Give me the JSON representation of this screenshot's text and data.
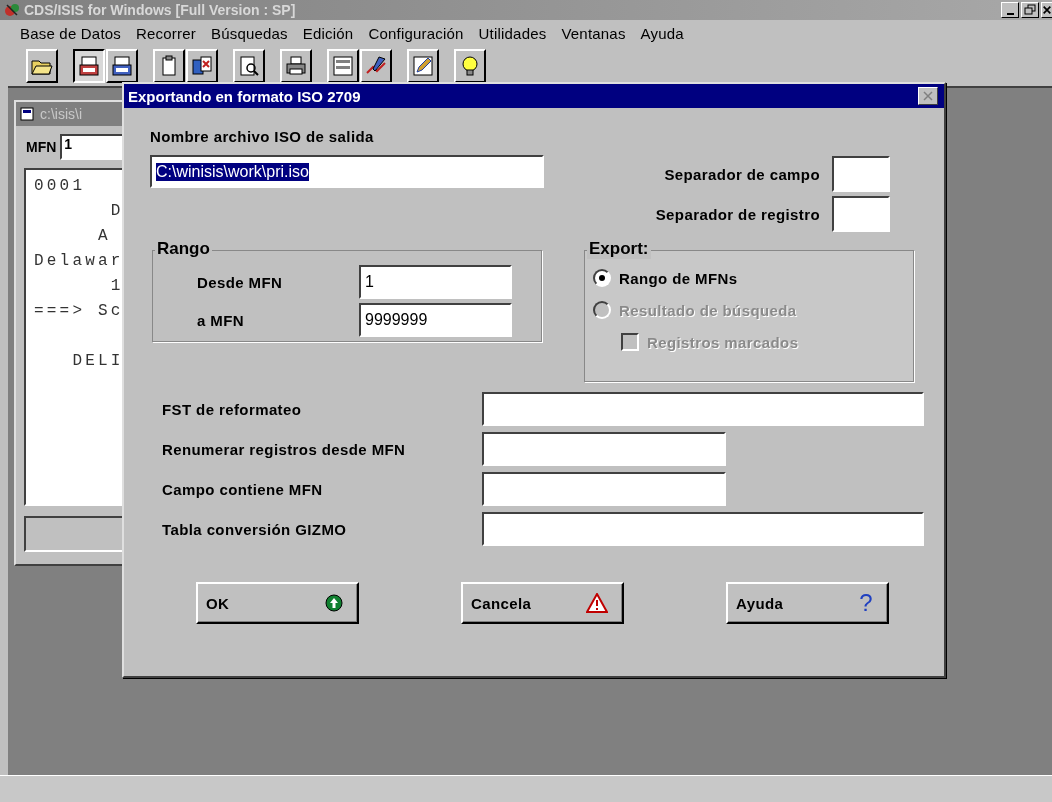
{
  "app": {
    "title": "CDS/ISIS for Windows [Full Version : SP]",
    "active": false
  },
  "menu": [
    "Base de Datos",
    "Recorrer",
    "Búsquedas",
    "Edición",
    "Configuración",
    "Utilidades",
    "Ventanas",
    "Ayuda"
  ],
  "toolbar": [
    [
      {
        "kind": "folder",
        "pressed": false
      }
    ],
    [
      {
        "kind": "txt",
        "pressed": true
      },
      {
        "kind": "etf",
        "pressed": false
      }
    ],
    [
      {
        "kind": "clipboard",
        "pressed": false
      },
      {
        "kind": "copy",
        "pressed": false
      }
    ],
    [
      {
        "kind": "preview",
        "pressed": false
      }
    ],
    [
      {
        "kind": "printer",
        "pressed": false
      }
    ],
    [
      {
        "kind": "form",
        "pressed": false
      },
      {
        "kind": "chart",
        "pressed": false
      }
    ],
    [
      {
        "kind": "pencil",
        "pressed": false
      }
    ],
    [
      {
        "kind": "bulb",
        "pressed": false
      }
    ]
  ],
  "child_window": {
    "title": "c:\\isis\\i",
    "mfn_label": "MFN",
    "mfn_value": "1",
    "line_blocks": [
      [
        "0001",
        "      D",
        "     A",
        "Delawar",
        "      1",
        "===> Sc"
      ],
      [
        "   DELI"
      ]
    ]
  },
  "dialog": {
    "title": "Exportando en formato ISO 2709",
    "file_label": "Nombre archivo ISO de salida",
    "file_value": "C:\\winisis\\work\\pri.iso",
    "file_value_selected": true,
    "separators": [
      {
        "label": "Separador de campo"
      },
      {
        "label": "Separador de registro"
      }
    ],
    "range": {
      "title": "Rango",
      "from_label": "Desde MFN",
      "from_value": "1",
      "to_label": "a MFN",
      "to_value": "9999999"
    },
    "export": {
      "title": "Export:",
      "options": [
        {
          "label": "Rango de MFNs",
          "selected": true,
          "disabled": false
        },
        {
          "label": "Resultado de búsqueda",
          "selected": false,
          "disabled": true
        }
      ],
      "marked": {
        "label": "Registros marcados",
        "checked": false,
        "disabled": true
      }
    },
    "fields": [
      {
        "label": "FST de reformateo",
        "kind": "wide"
      },
      {
        "label": "Renumerar registros desde MFN",
        "kind": "short"
      },
      {
        "label": "Campo contiene MFN",
        "kind": "short"
      },
      {
        "label": "Tabla conversión GIZMO",
        "kind": "wide"
      }
    ],
    "buttons": [
      {
        "label": "OK",
        "kind": "ok"
      },
      {
        "label": "Cancela",
        "kind": "cancel"
      },
      {
        "label": "Ayuda",
        "kind": "help",
        "icon": "?"
      }
    ]
  }
}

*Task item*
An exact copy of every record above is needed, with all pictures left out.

*Response to the exercise*
Give me the JSON representation of this screenshot's text and data.
{
  "app": {
    "title": "CDS/ISIS for Windows [Full Version : SP]",
    "active": false
  },
  "menu": [
    "Base de Datos",
    "Recorrer",
    "Búsquedas",
    "Edición",
    "Configuración",
    "Utilidades",
    "Ventanas",
    "Ayuda"
  ],
  "toolbar": [
    [
      {
        "kind": "folder",
        "pressed": false
      }
    ],
    [
      {
        "kind": "txt",
        "pressed": true
      },
      {
        "kind": "etf",
        "pressed": false
      }
    ],
    [
      {
        "kind": "clipboard",
        "pressed": false
      },
      {
        "kind": "copy",
        "pressed": false
      }
    ],
    [
      {
        "kind": "preview",
        "pressed": false
      }
    ],
    [
      {
        "kind": "printer",
        "pressed": false
      }
    ],
    [
      {
        "kind": "form",
        "pressed": false
      },
      {
        "kind": "chart",
        "pressed": false
      }
    ],
    [
      {
        "kind": "pencil",
        "pressed": false
      }
    ],
    [
      {
        "kind": "bulb",
        "pressed": false
      }
    ]
  ],
  "child_window": {
    "title": "c:\\isis\\i",
    "mfn_label": "MFN",
    "mfn_value": "1",
    "line_blocks": [
      [
        "0001",
        "      D",
        "     A",
        "Delawar",
        "      1",
        "===> Sc"
      ],
      [
        "   DELI"
      ]
    ]
  },
  "dialog": {
    "title": "Exportando en formato ISO 2709",
    "file_label": "Nombre archivo ISO de salida",
    "file_value": "C:\\winisis\\work\\pri.iso",
    "file_value_selected": true,
    "separators": [
      {
        "label": "Separador de campo"
      },
      {
        "label": "Separador de registro"
      }
    ],
    "range": {
      "title": "Rango",
      "from_label": "Desde MFN",
      "from_value": "1",
      "to_label": "a MFN",
      "to_value": "9999999"
    },
    "export": {
      "title": "Export:",
      "options": [
        {
          "label": "Rango de MFNs",
          "selected": true,
          "disabled": false
        },
        {
          "label": "Resultado de búsqueda",
          "selected": false,
          "disabled": true
        }
      ],
      "marked": {
        "label": "Registros marcados",
        "checked": false,
        "disabled": true
      }
    },
    "fields": [
      {
        "label": "FST de reformateo",
        "kind": "wide"
      },
      {
        "label": "Renumerar registros desde MFN",
        "kind": "short"
      },
      {
        "label": "Campo contiene MFN",
        "kind": "short"
      },
      {
        "label": "Tabla conversión GIZMO",
        "kind": "wide"
      }
    ],
    "buttons": [
      {
        "label": "OK",
        "kind": "ok"
      },
      {
        "label": "Cancela",
        "kind": "cancel"
      },
      {
        "label": "Ayuda",
        "kind": "help",
        "icon": "?"
      }
    ]
  }
}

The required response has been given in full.